And here we finally see the reveal of the Ancients themselves on the show and sadly the introduction of the main element that makes me not enjoy this show as much as SG-1.


The plot sees the team make contact with the seemingly basic people of yet another planet, only for Sheppard to be intrigued by a mysterious and beautiful native woman who essentially serves as their theological leader. While at first this could go in any direction it quickly falls into that most annoying of tropes, single-episode love interest. Again much like with the avoidance of “dumb character, dumb decision” moments in the previous years of the franchise, this is probably the first time the show so blatantly goes for lead love interest. While the show has had attractive titillating woman for nothing but the viewer before (damn you Anise) this is the first time it’s so obviously fallen into the trope. It’s boring and unelegant, with there being no real reason for it to happen and sadly this is going to happen time and time again in the future.

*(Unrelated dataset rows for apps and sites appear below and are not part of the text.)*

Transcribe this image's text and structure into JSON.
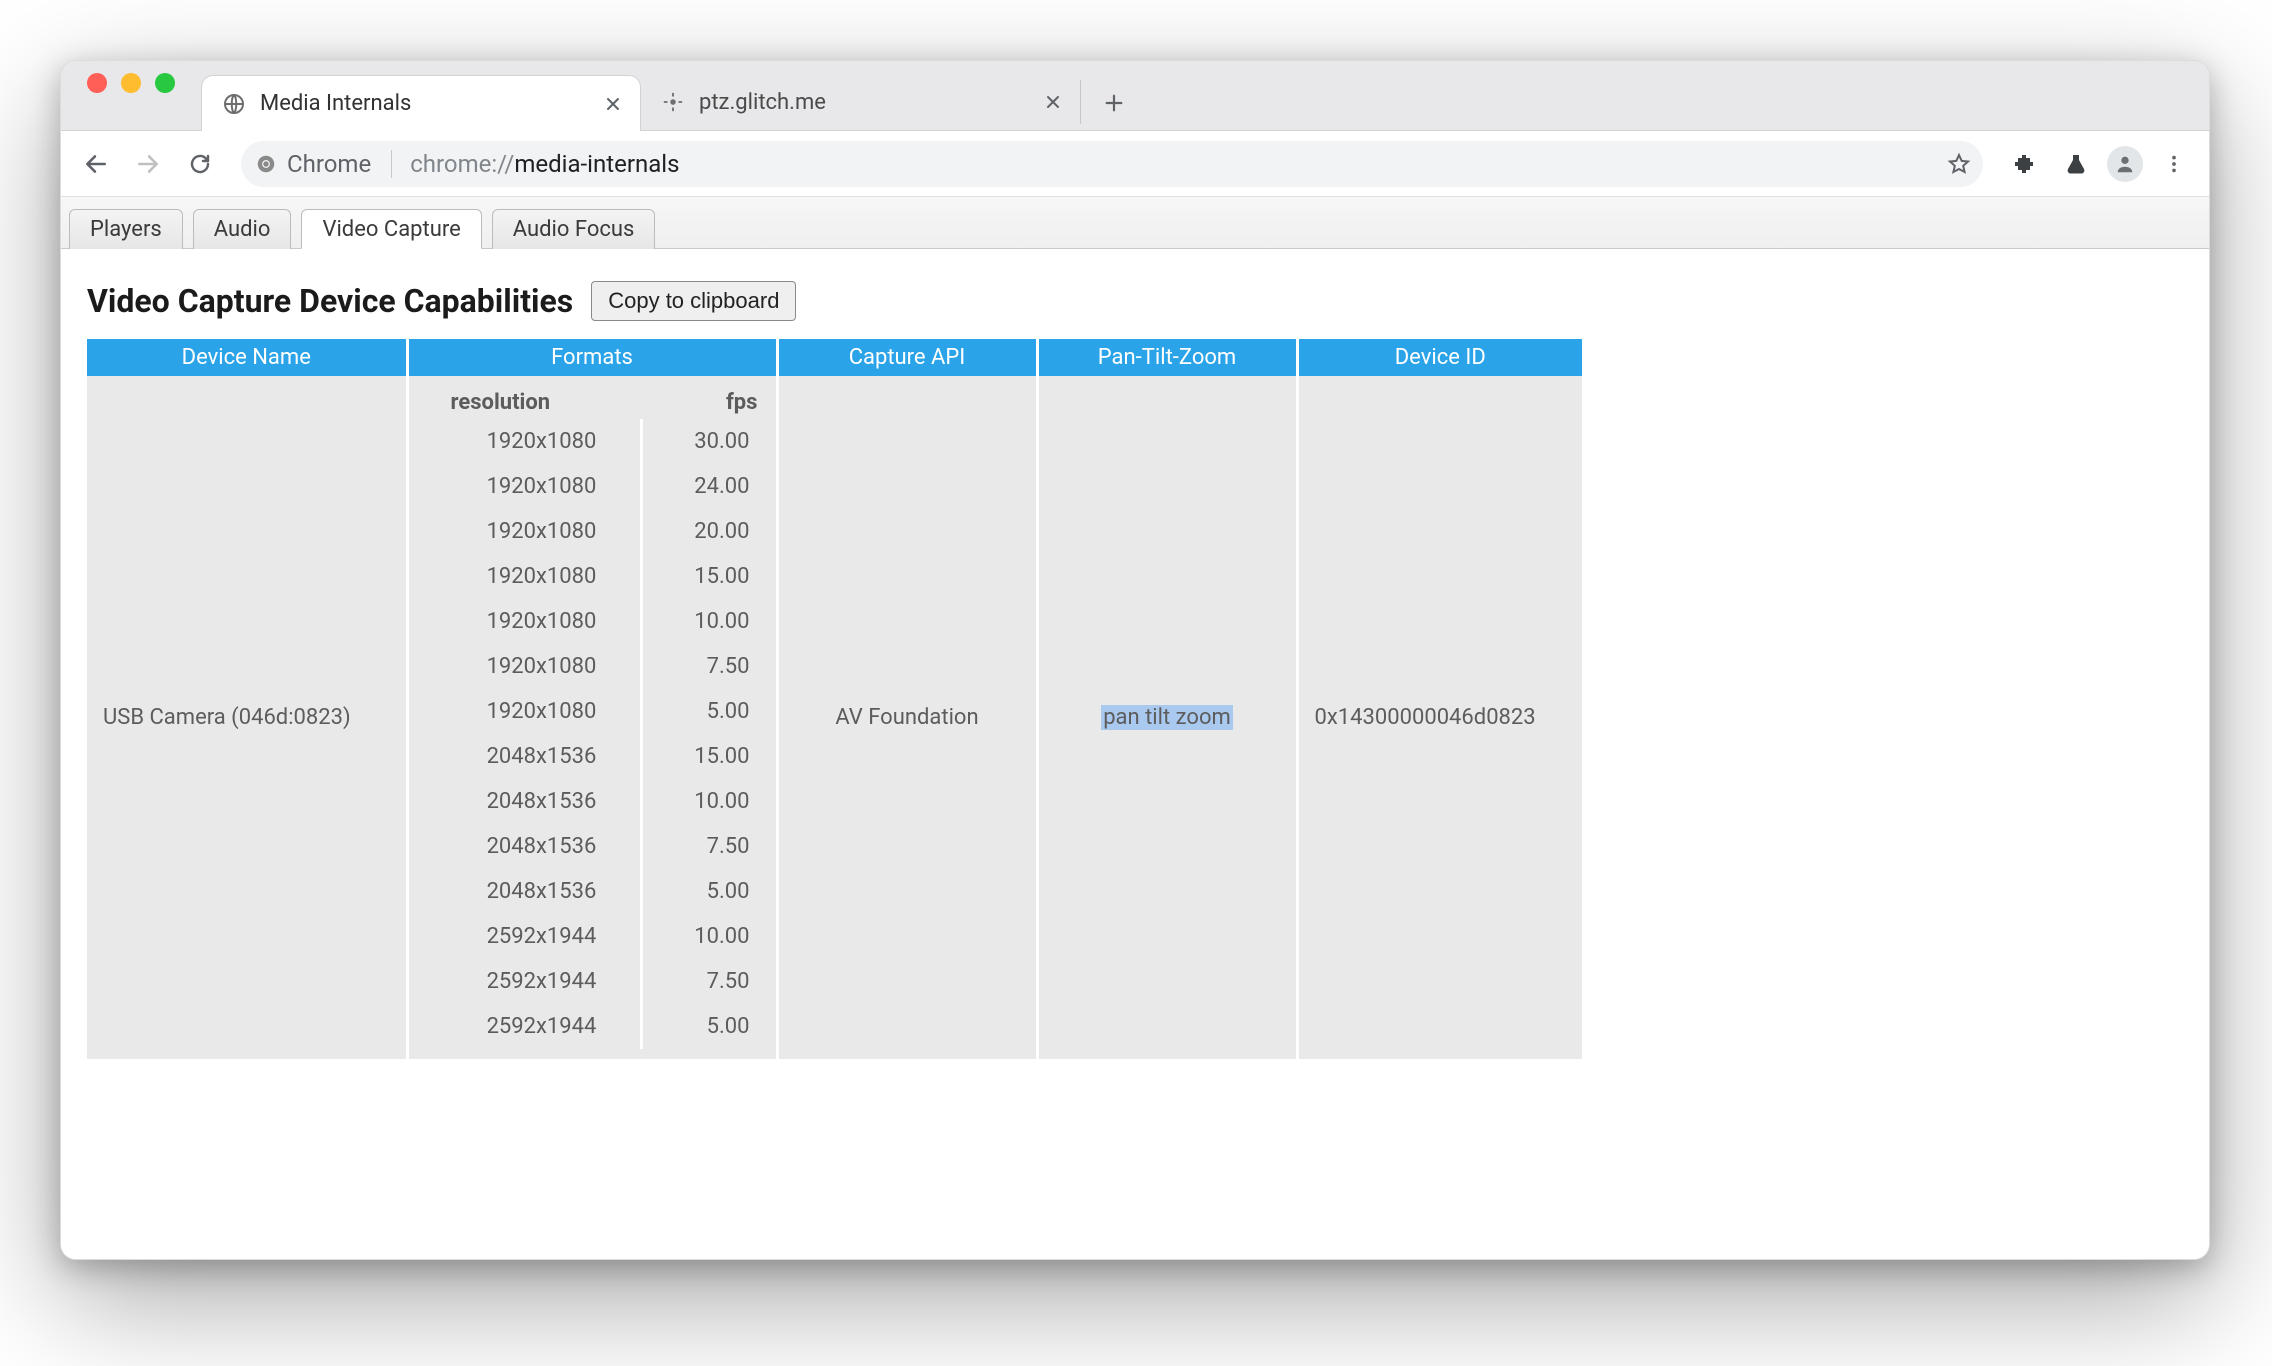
{
  "browser": {
    "tabs": [
      {
        "title": "Media Internals",
        "active": true,
        "icon": "globe-icon"
      },
      {
        "title": "ptz.glitch.me",
        "active": false,
        "icon": "crosshair-icon"
      }
    ],
    "omnibox": {
      "chip_label": "Chrome",
      "url_prefix": "chrome://",
      "url_path": "media-internals"
    }
  },
  "page": {
    "tabs": [
      "Players",
      "Audio",
      "Video Capture",
      "Audio Focus"
    ],
    "active_tab_index": 2,
    "heading": "Video Capture Device Capabilities",
    "copy_button": "Copy to clipboard",
    "table": {
      "columns": [
        "Device Name",
        "Formats",
        "Capture API",
        "Pan-Tilt-Zoom",
        "Device ID"
      ],
      "format_columns": [
        "resolution",
        "fps"
      ],
      "rows": [
        {
          "device_name": "USB Camera (046d:0823)",
          "capture_api": "AV Foundation",
          "ptz": "pan tilt zoom",
          "device_id": "0x14300000046d0823",
          "formats": [
            {
              "resolution": "1920x1080",
              "fps": "30.00"
            },
            {
              "resolution": "1920x1080",
              "fps": "24.00"
            },
            {
              "resolution": "1920x1080",
              "fps": "20.00"
            },
            {
              "resolution": "1920x1080",
              "fps": "15.00"
            },
            {
              "resolution": "1920x1080",
              "fps": "10.00"
            },
            {
              "resolution": "1920x1080",
              "fps": "7.50"
            },
            {
              "resolution": "1920x1080",
              "fps": "5.00"
            },
            {
              "resolution": "2048x1536",
              "fps": "15.00"
            },
            {
              "resolution": "2048x1536",
              "fps": "10.00"
            },
            {
              "resolution": "2048x1536",
              "fps": "7.50"
            },
            {
              "resolution": "2048x1536",
              "fps": "5.00"
            },
            {
              "resolution": "2592x1944",
              "fps": "10.00"
            },
            {
              "resolution": "2592x1944",
              "fps": "7.50"
            },
            {
              "resolution": "2592x1944",
              "fps": "5.00"
            }
          ]
        }
      ]
    }
  }
}
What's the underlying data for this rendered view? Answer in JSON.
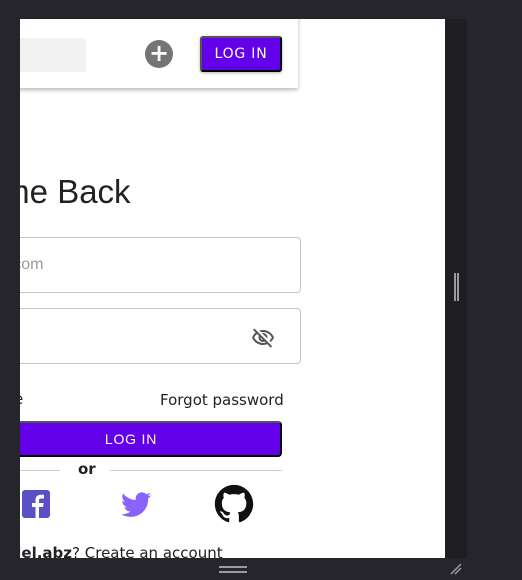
{
  "topbar": {
    "search_placeholder": "",
    "add_symbol": "+",
    "login_label": "LOG IN"
  },
  "form": {
    "title": "lcome Back",
    "email_value": "abz.com",
    "password_value": "",
    "remember_label": "e",
    "forgot_label": "Forgot password",
    "login_label": "LOG IN",
    "or_label": "or"
  },
  "footer": {
    "username": "ndel.abz",
    "question": "? Create an account"
  },
  "colors": {
    "primary": "#6200ea",
    "twitter": "#8a63ff",
    "facebook": "#5a4fc4"
  },
  "icons": {
    "add": "plus-circle-icon",
    "eye": "eye-off-icon",
    "facebook": "facebook-icon",
    "twitter": "twitter-icon",
    "github": "github-icon"
  }
}
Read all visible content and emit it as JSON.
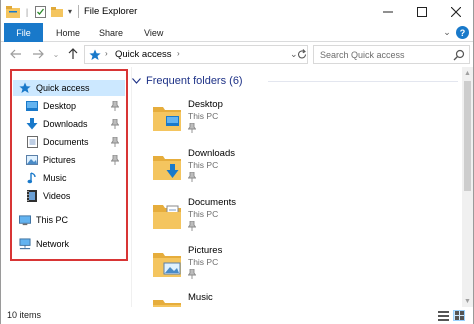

While Beckett went through a similar process in his episode Poisoning the Well, the key difference is that then his LI, Perna, was still very much focused on her role rather than her looks. Here however the entire thing seems to be the “exotic beautiful alien” archetype you can find on any straight-faced cheesy sci-fi which is a shame for a show that until now has deliberately avoided being that sort of show.

In relation to this we also see Rodney clearly very jealous and a jealous Rodney is not a fun Rodney to watch. Even though he ends up being right in the end you can’t help but still want to disagree with him simply because of what an absolute cock he’s being in the process. Rodney has always been at his best when he’s a lovable, if slightly self-involved, hero and not a man who seems to have problems with women due to their gender.


Overall sadly another miss by the Atlantis team, with many of season 1 being misses it seems.

Assorted Musings

· I wonder if the god can be seen from “Athar”, AHAHAHA.

· Joseph Mallozzi says this is his least favourite episode of the entire franchise.


Quote of the episode: “I have lived in solitude for so long that when you asked me to come to Atlantis”

“Oh my god, he is Kirk.” – Chaya and Rodney